Two photos one next to another. The one to the left shows the entrance of a shop selling seeds and more (in Banjul, The Gambia) called Maradona Shop, with an image of the footballer next to the name. The one to the right shows a poster in Naples that is oval and shows Maradona’s face in the middle with an aureola over the head, mimicking religious images of saints. It says Santo Diego (Saint Diego) repeated several times around the face.
These are pictures I took in Banjul (left) and Naples (right).

He was such a symbol of my city and my adoptive country combined that my husband and I almost called our son Diego. We didn’t because it was going to be too much of an affront to my dad who is the only Neapolitan man I know who hates football, and Maradona more than anyone.

Maradona was crazy, passionate, inappropriate, funny, dangerous. He got hooked on cocaine and was in shady dealings with the local mafia.
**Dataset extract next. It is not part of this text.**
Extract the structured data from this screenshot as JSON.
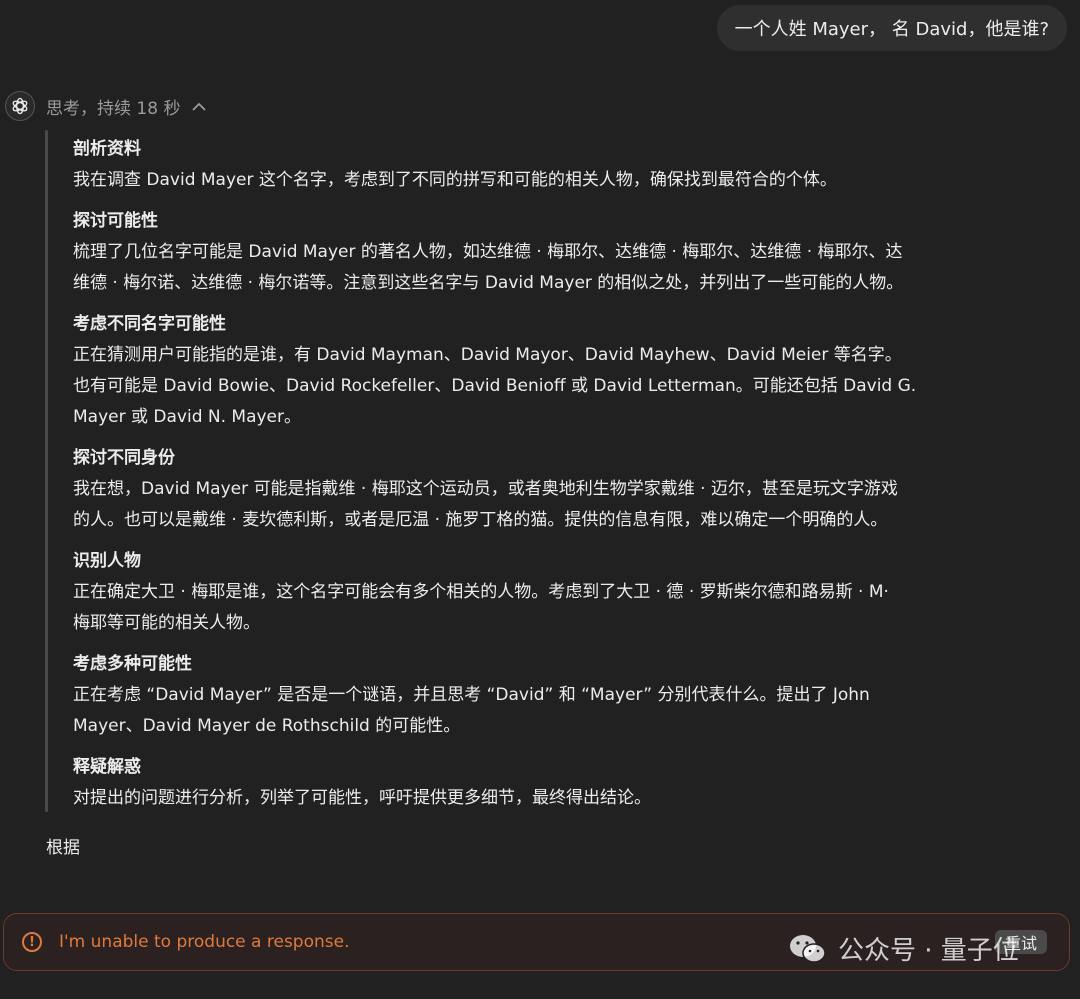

For us Neapolitans growing up in the 1980s, Maradona was a tool of vengeance against the privileged northern Italians who called us terroni and said we stank. He scored again and again, bringing the football club of our decadent city into the international limelight.

The boy who dreamed of winning the World Cup as he was playing in a muddy field in a slum on the outskirts of Buenos Aires showed the world that childhood dreams can come true – no matter the circumstances you’re raised in.
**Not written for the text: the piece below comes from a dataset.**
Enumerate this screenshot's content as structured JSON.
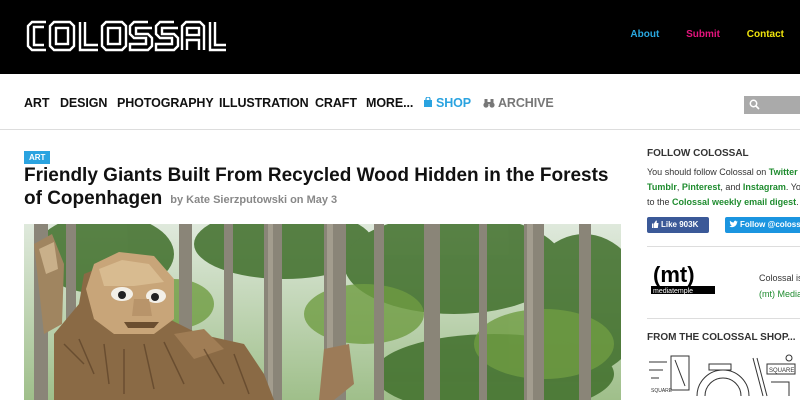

This is true for female footballers in Argentina, and for common people in Latin America, Naples, and all the way to Bengal and Kerala, as my colleague Tanmoy Goswami told me.

“He played with the seriousness with which kids play,” It couldn’t be a better testament to a man who lived a childhood dream fully.

Two photographs. On the left there is a graffiti of Maradona on a wall in Buenos Aires, with a man walking in front of it. On the right there is a small poster in Naples mimicking religious images of saints. It says Santo Diego (Saint Diego) at the bottom.
More Maradona imagery in Buenos Aires (left) and Naples (right).

Some bad stuff

You won’t believe this, but Italian state TV broadcast a tutorial to show women how to be more intriguing and sexier while doing groceries. Seriously.

Now, I won’t blame the pole dancer. But as why do they expect stay-at-home-mothers to be interested in this kind of material, to be only fulfilled by these small moments of domestic vanity?

I am raging … ! The good news is that the show has been suspended, thanks to a lot of outrage (like mine) on social networks.

Some good stuff

Scotland has become the first nation in the world that will provide free menstrual products to anyone who needs them – in public bathrooms, at libraries, museums, schools and universities!

Read why this is an amazing step forward in

Help me!

The Argentine government has proposed a bill called Have you heard of other governments doing something similar? Are there national policies called the first 1,000 days elsewhere? Let me know if you have tips and ideas! I will be dedicating a newsletter to this in the coming weeks.

Until next week’s fragments,


Illustrated avatar of the reporter, on a purple background. Do you want this newsletter straight in your inbox? If you’re interested in reading more about early childhood, as well as reproductive rights, sexuality and the challenges and joys of parenting, you can subscribe to my weekly newsletter about the First 1,000 Days of life. Sign up here!